Each line of the data below that contains "zoom" must be copied.

[[ Source records open ]]

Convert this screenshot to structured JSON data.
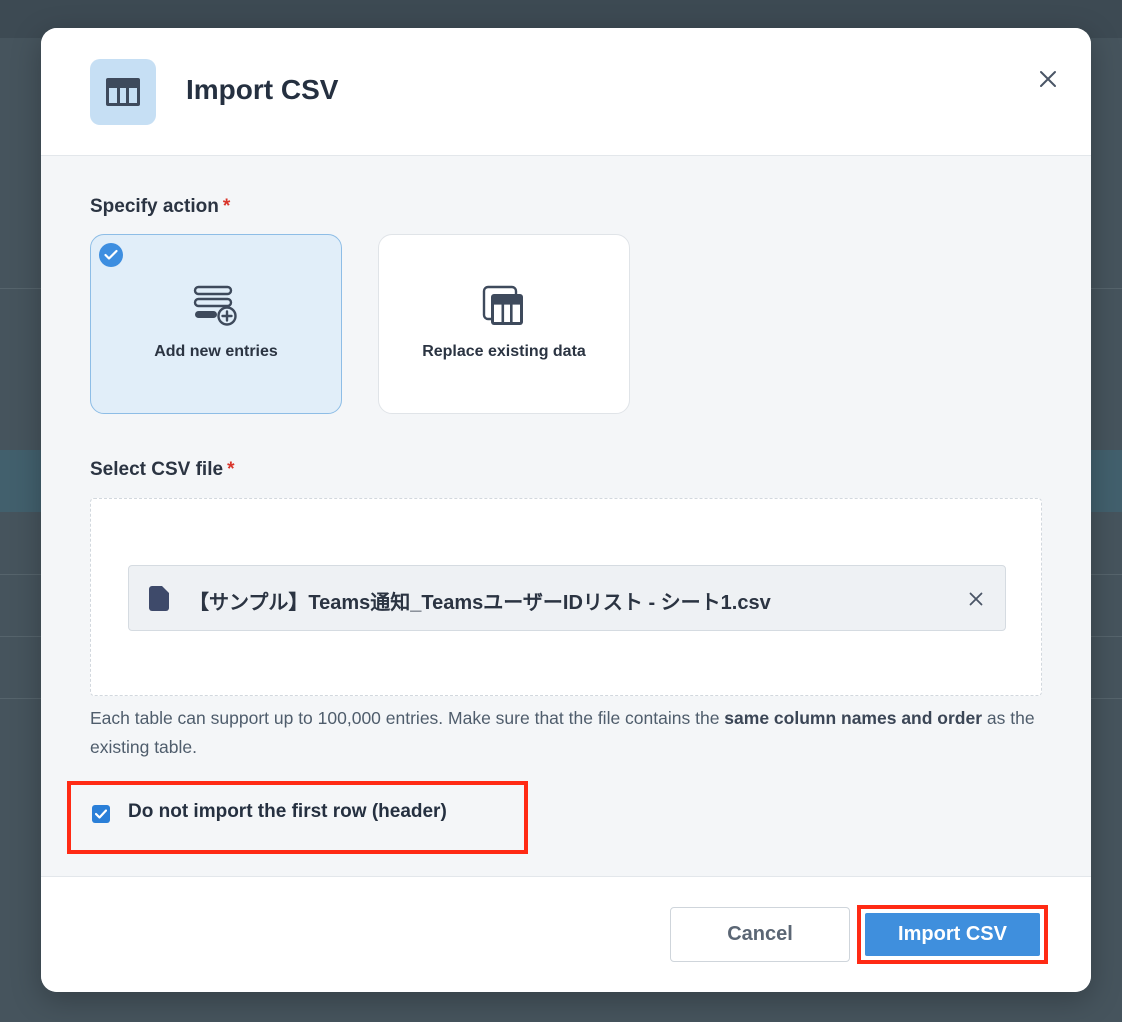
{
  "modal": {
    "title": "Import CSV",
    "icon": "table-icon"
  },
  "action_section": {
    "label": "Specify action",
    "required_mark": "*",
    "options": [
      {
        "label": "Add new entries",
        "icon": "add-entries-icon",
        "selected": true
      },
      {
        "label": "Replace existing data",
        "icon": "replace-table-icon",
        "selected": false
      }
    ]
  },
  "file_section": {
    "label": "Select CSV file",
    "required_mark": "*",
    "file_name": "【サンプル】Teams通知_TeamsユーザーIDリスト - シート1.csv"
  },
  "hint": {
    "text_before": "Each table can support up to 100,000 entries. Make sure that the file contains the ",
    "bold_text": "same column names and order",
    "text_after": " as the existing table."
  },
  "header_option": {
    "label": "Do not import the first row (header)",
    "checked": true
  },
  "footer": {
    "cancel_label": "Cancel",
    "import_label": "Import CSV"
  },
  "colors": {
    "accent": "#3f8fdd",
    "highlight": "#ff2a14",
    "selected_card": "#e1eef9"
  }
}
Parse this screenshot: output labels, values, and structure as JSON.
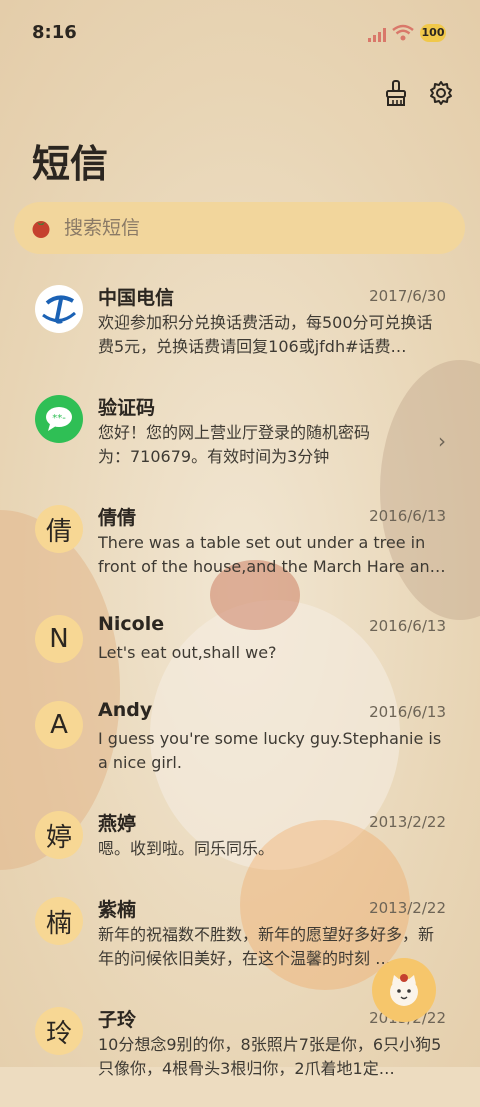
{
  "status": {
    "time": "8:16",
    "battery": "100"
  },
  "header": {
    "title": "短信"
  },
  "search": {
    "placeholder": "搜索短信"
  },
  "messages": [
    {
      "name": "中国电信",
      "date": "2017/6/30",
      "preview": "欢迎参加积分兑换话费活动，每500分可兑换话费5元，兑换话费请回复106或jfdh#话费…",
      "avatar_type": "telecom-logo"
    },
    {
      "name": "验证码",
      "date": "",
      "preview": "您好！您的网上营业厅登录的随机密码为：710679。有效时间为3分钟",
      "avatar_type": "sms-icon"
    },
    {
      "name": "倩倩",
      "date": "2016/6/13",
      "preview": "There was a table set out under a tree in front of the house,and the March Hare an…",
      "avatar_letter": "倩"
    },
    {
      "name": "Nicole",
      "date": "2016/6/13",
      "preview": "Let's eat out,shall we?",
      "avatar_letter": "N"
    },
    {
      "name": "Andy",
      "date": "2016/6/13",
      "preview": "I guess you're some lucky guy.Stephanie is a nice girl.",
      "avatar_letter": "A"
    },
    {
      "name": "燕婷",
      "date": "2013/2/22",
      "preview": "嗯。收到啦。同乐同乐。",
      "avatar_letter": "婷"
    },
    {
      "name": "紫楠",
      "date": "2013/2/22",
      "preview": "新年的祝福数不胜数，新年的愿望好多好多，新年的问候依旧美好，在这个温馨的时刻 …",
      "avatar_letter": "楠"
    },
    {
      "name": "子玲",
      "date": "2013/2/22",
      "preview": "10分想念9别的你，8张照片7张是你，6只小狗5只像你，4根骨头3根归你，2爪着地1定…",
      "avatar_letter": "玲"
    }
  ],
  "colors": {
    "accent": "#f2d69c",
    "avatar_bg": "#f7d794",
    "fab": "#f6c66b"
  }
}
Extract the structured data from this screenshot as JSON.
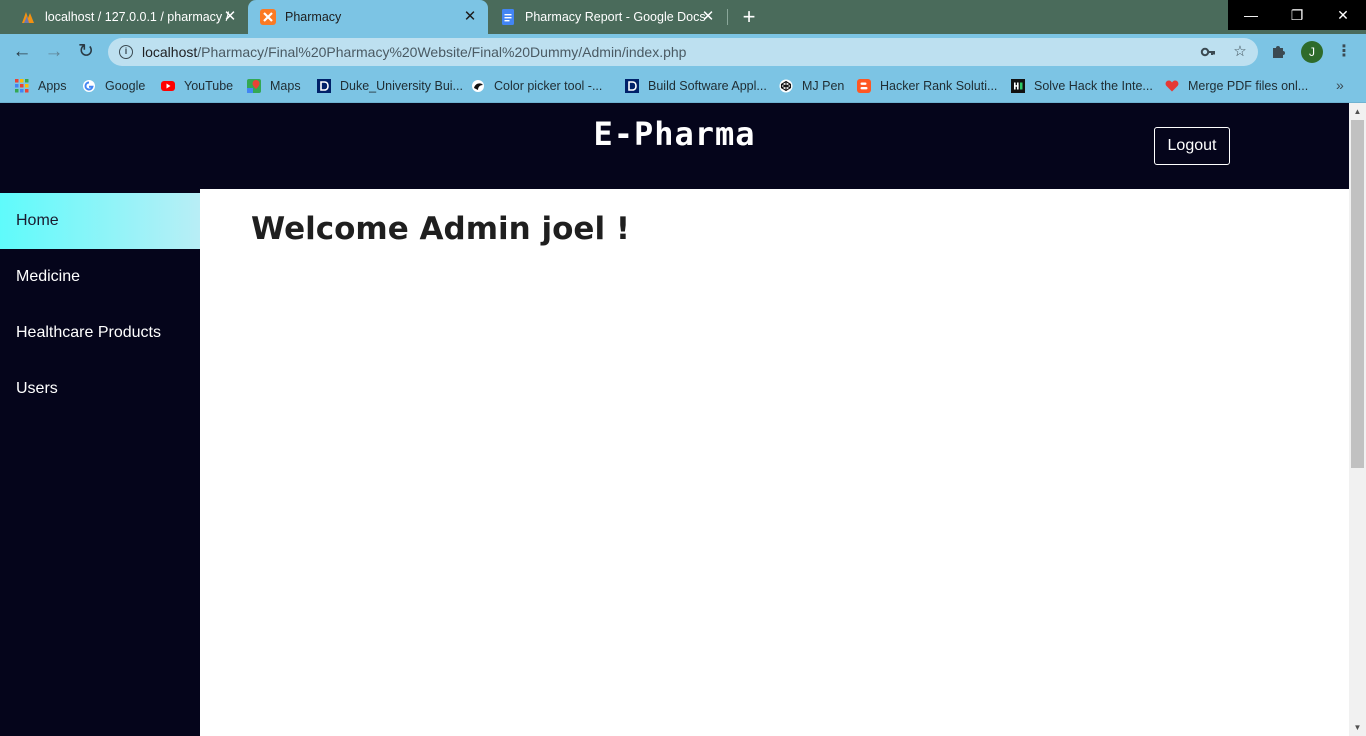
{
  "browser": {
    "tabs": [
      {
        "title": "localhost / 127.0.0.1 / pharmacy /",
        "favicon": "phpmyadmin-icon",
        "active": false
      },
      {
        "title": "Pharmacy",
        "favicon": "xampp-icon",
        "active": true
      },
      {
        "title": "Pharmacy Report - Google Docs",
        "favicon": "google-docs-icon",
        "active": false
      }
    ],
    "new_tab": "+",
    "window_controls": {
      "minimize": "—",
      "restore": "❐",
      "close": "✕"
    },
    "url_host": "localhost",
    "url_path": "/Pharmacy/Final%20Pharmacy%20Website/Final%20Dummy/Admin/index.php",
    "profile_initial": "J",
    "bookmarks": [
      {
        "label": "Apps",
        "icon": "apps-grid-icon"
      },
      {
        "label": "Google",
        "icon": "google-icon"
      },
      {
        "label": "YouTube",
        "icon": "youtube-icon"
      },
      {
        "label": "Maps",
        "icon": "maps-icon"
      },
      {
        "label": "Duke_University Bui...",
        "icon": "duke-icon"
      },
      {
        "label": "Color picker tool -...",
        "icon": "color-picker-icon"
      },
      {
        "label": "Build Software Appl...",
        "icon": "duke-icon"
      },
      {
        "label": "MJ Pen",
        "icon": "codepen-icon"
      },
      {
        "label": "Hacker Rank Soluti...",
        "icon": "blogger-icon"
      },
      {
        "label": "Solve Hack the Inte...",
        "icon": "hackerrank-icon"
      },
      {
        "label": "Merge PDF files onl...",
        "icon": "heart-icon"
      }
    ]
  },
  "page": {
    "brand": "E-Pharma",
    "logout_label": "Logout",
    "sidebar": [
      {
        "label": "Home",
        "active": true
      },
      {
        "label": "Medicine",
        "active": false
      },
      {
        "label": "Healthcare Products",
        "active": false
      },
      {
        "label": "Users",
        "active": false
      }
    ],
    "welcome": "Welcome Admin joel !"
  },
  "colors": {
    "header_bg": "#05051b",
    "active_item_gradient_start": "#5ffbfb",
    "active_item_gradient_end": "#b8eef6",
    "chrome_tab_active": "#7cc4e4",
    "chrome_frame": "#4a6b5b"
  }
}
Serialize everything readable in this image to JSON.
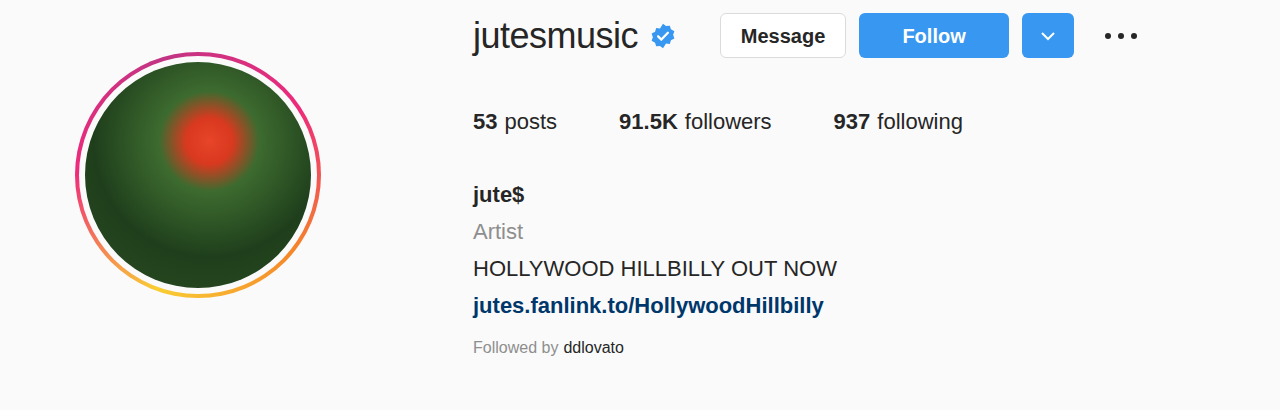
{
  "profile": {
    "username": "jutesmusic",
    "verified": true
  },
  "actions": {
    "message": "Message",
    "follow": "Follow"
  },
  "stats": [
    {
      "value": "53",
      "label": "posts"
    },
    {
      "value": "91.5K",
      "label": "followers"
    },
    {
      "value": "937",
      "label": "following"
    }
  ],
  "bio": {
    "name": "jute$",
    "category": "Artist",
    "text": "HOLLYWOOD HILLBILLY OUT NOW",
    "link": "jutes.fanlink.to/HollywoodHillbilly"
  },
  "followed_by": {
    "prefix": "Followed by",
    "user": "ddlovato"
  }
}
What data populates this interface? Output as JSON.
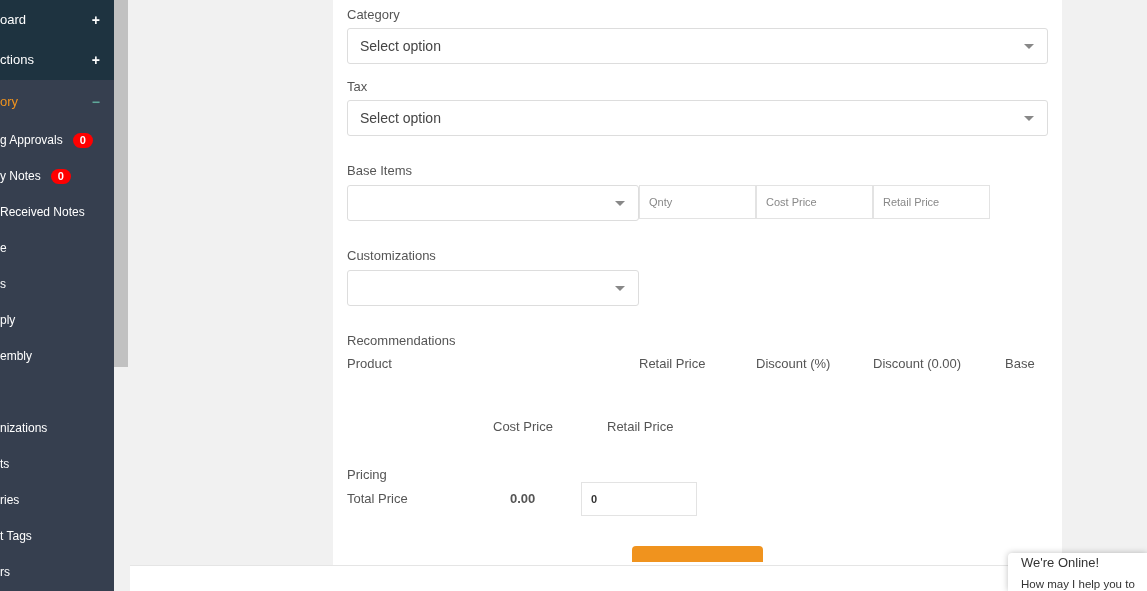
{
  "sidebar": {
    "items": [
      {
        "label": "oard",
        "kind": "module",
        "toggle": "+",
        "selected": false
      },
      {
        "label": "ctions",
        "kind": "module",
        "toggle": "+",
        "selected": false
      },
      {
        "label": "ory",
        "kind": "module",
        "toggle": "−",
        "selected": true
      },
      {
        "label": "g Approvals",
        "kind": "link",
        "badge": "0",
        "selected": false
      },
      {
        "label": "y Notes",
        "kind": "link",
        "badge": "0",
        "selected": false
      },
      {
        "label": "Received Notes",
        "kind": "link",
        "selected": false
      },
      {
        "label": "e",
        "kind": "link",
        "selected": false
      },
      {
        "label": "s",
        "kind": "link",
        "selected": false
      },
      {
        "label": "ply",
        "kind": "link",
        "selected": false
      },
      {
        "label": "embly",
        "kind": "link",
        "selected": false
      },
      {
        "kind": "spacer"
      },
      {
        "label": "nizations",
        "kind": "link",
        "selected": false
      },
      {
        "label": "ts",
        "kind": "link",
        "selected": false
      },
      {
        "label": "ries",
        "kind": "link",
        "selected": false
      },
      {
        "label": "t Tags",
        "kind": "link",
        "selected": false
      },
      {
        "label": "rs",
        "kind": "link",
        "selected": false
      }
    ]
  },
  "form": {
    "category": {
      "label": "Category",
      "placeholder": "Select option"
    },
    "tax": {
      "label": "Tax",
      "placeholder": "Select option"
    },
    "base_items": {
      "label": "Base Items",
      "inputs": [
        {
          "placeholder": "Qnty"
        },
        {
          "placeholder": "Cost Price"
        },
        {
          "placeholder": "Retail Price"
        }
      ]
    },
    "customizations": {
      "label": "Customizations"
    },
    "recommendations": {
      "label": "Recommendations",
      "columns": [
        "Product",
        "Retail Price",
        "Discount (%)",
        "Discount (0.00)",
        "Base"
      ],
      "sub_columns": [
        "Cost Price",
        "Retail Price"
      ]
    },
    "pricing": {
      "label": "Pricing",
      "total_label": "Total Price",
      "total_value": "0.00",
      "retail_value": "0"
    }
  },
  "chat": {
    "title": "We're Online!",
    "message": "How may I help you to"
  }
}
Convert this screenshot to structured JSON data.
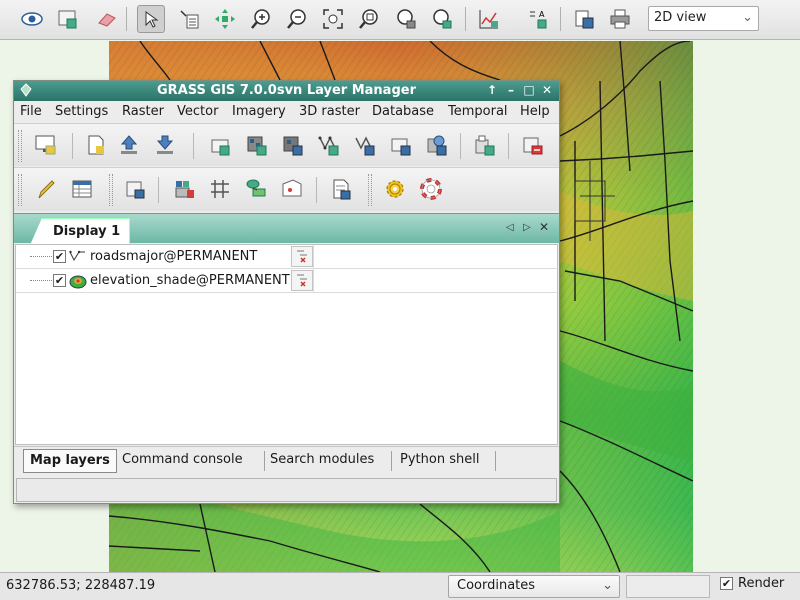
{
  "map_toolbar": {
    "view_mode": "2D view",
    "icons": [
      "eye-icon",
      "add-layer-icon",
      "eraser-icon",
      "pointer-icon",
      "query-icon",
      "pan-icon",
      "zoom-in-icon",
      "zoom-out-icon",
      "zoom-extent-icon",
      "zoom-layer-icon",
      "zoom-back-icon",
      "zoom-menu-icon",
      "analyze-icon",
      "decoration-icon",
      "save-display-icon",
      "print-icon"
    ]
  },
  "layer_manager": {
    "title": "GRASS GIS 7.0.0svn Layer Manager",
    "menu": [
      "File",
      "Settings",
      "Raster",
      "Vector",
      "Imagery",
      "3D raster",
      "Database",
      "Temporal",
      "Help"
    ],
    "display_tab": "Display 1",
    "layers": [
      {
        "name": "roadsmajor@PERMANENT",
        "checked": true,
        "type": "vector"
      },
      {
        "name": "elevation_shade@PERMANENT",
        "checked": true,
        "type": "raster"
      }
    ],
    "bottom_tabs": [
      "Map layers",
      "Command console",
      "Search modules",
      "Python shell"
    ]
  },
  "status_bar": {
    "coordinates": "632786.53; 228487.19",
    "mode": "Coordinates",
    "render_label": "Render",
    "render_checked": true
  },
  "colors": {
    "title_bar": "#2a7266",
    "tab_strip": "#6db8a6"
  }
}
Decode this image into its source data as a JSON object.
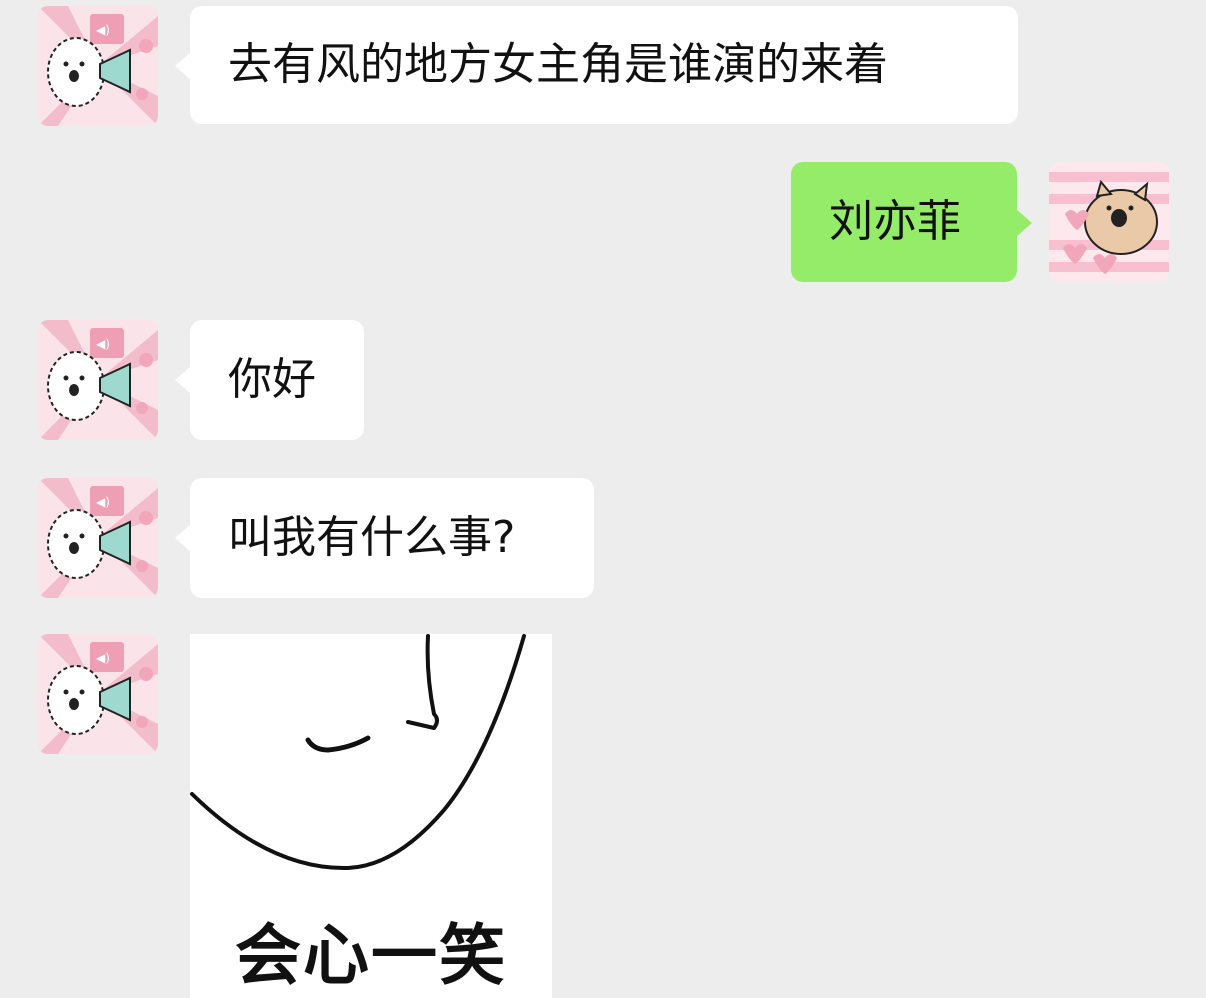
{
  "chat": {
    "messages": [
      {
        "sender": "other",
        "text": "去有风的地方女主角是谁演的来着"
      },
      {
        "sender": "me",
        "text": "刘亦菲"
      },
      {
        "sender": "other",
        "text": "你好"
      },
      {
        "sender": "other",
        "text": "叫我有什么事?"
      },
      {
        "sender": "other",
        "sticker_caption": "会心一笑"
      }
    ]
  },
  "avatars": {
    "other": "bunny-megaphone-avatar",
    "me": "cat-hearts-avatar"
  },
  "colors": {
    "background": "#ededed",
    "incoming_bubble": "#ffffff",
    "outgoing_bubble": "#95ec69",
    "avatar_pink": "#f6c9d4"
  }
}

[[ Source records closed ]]

» **Worked solution**:
      "zoom-in-icon",
      "zoom-out-icon",
      "zoom-extent-icon",
      "zoom-layer-icon",
      "zoom-back-icon",
      "zoom-menu-icon",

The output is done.